Jalen Williams, Thunder +3600 (FanDuel)
Williams was one of the high risers in the draft, from unknown to first rounder to surprise lottery pick. He might be rising even further in Oklahoma City with Holmgren out for the year and Shai Gilgeous-Alexander sidelined to start the season, leaving this offense wide open with endless usage available.
The No. 12 pick would be the third-lowest draft pick to win ROY since the 1950s, but Williams can fill up the box score as a passer and rebounder. If he surprises as a scorer for a team with plenty of shots available, his PRA numbers could be tough to ignore, and he should get plenty of opportunity down the stretch for a tanking team.
Williams’s number is already dropping this preseason, so don’t wait around.
Blake Wesley, Spurs +6600 (BetMGM)
Like with Oklahoma City’s barren roster, somebody has to produce for the Spurs. San Antonio lost Dejounte Murray and Derrick White, which vacates 35 points, 12 rebounds, and 15 assists. Somebody on the Spurs has to gobble up those numbers, and the roster could get even weaker if the team trades away veterans like Jakob Poeltl or Josh Richardson.
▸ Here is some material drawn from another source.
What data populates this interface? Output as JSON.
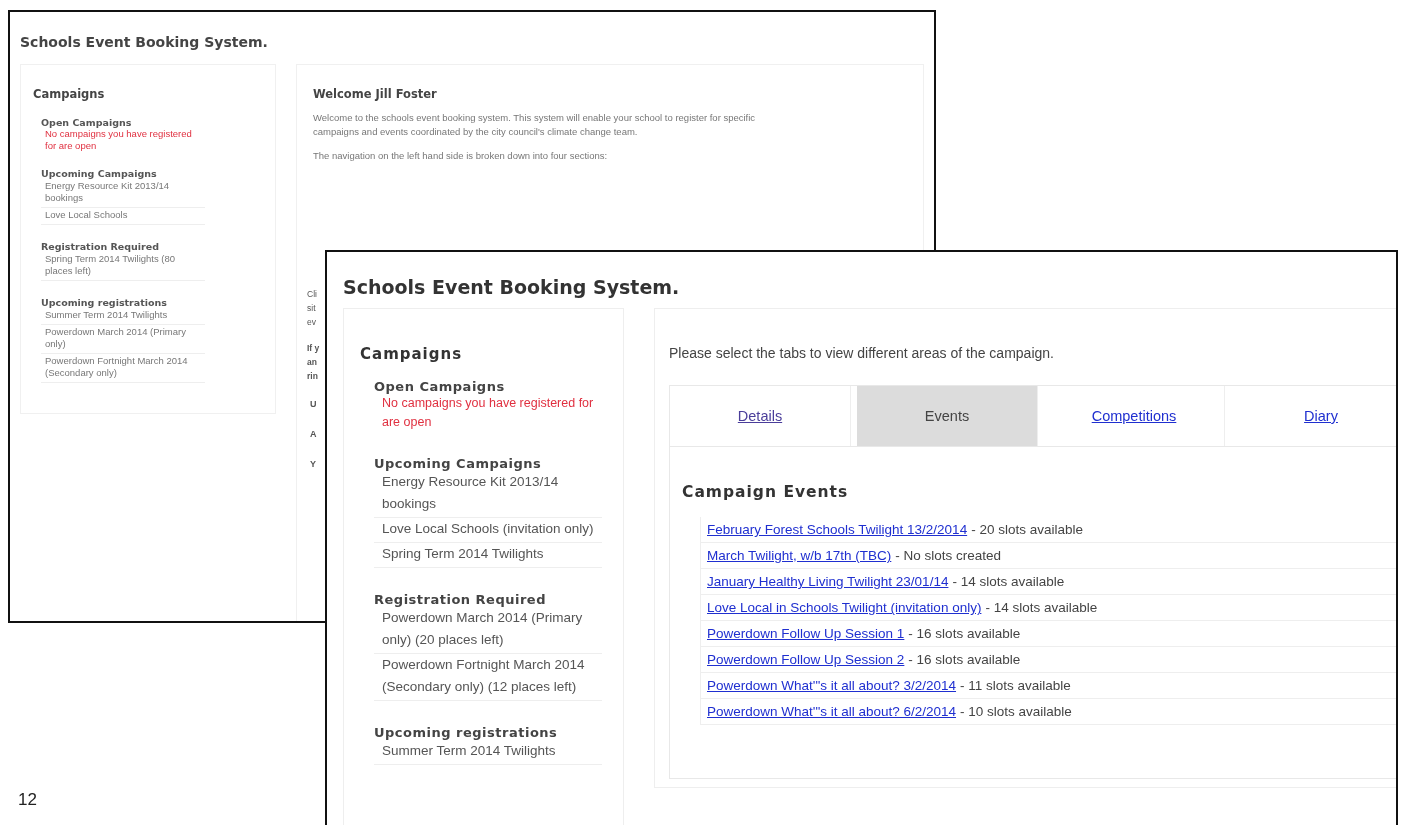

Wesley popped at Summer League with his elite burst and ability to get to the rim, and he was an impressive freshman scorer at Notre Dame. He could even see time at point guard for a team that doesn’t really have a starting PG. He’s a longshot, but this far down the board, you’re just looking for opportunity.